Spark: Catching Fire With or Without Hadoop
Fire and water seem to dominate discourse about Big Data.
Big unstructured data repositories, often built around the Hadoop file system, are called “data lakes.” Then there is the open source project begun at UC Berkeley in 2009 — Apache Spark. The Spark community has grown steadily since then, and is now one of the largest open source communities in Big Data, boasting 750 contributors from more than 200 organizations.
Comparisons between Spark and Hadoop can quickly get very technical, and there is friendly competition between Apache Storm and Apache Spark. One common theme is that advocates for Spark claim there is less effort to get from raw data to analytics, especially for machine learning applications, which are facilitated by Spark’s integration of MLib, a machine learning library that plugs into Spark’s APIs.
Spark can run on existing Hadoop clusters.
Spark doesn’t leave Hadoop behind. It can ingest any Hadoop data source, and Spark can be readily worked into existing Hadoop pipelines. Spark does not require a separated data center effort; it can run on existing Hadoop clusters.
One leading integrator refers to the Spark platform as more “unified,” blending “ETL, interactive queries, machine learning and streaming analytics.” IBM has announced a major commitment to the platform.
Analytics with Ubiquity
Spark’s ubiquity is one of its strengths. Sure, some industry buzz has it that it can “spark” a Hadoop installation into hyperdrive, but Apache Spark need not be partnered with Hadoop. It can also be standalone, in cloud settings or on Mesos. (Mesos is especially noteworthy because it powers the recently enhanced Apple Siri).
As Big Data delivers even greater Velocity and Volume, the need for faster data filtering and aggregation could well lead to greater Spark adoption.
As Tendü Yoğurtçu, general manager of Syncsort’s Big Data business explained:
We believe that Apache Spark will play a critical role in a wide variety of next-generation use cases, including streaming ETL and the Internet of Things. We will continue to contribute to Spark and related Big Data projects to enable a uniform user experience for batch and real-time workloads across all data sources.

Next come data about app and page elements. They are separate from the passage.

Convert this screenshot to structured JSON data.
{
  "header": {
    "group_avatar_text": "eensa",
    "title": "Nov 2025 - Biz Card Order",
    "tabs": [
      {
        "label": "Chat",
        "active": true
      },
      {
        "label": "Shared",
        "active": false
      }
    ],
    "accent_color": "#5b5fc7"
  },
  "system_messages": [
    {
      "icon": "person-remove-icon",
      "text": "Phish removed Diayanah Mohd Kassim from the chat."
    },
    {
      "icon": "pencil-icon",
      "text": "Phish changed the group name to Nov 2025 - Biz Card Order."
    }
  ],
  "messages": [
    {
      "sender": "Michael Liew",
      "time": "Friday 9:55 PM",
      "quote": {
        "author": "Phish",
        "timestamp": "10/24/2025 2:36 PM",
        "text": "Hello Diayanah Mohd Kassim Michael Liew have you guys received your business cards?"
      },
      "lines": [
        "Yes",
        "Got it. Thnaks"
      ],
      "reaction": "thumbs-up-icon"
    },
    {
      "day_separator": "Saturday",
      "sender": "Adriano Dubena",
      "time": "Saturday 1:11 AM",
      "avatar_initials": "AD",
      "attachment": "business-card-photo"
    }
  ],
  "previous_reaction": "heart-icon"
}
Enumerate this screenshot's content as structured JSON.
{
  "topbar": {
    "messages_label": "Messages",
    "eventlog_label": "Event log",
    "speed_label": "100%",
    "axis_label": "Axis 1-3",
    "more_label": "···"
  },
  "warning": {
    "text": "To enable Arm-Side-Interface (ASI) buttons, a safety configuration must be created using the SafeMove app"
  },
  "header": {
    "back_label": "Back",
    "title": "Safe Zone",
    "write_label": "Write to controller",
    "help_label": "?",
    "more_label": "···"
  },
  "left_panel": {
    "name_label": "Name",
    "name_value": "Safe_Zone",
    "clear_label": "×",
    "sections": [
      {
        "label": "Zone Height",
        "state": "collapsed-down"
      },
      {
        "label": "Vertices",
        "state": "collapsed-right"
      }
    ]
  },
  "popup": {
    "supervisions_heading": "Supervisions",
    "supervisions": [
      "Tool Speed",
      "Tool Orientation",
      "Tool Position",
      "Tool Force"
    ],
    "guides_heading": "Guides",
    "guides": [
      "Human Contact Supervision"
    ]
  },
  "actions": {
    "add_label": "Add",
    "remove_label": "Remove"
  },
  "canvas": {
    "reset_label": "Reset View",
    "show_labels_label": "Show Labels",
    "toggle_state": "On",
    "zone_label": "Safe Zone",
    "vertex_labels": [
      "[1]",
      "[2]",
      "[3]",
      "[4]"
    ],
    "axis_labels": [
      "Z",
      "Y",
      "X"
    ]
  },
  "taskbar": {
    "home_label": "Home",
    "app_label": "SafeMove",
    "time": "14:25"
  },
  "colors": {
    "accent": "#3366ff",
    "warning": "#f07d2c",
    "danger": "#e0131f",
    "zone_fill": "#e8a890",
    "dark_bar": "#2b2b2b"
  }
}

Variety – a third property of Big Data after Velocity and Volume – also figures in the popularity of Spark. In addition to Syncsort’s open source mainframe hookup, Spark connectors are also available for Qlikview, Tableau, Pentaho, PanTera, Zoomdata and TIBCO Jaspersoft.
Apache Spark can stand alone.
Using these tools, data from multiple sources can flow into Spark-enabled data lakes and business intelligence dashboards.
Like a Ton of Databricks
Several Spark creators founded Databricks in 2013. In June of this year, Databricks announced availability of its Amazon cloud-hosted data platform. While enterprises can still roll their own using standalone Spark, the Databricks cloud service allows data scientists to focus on analytics. Future plans include what the folks at Databricks call “R-language notebooks,” designed to foster greater use of R with Big Data. There is even a SparkR dialect.
Databricks believes Spark can play an important role in improving Big Data visualization. The Company’s Hossein Falaki cites pairings with open source visualization tools like D3, Matplotlib and ggplot as examples of how Spark can facilitate big data science by making it easier to sample and manipulate large datasets.
Cloudera’s Justin Kestelyn refers to Spark as exerting a “gravitational pull,” but a stronger metaphor may prove to be the creativity Spark nurtures in future application design.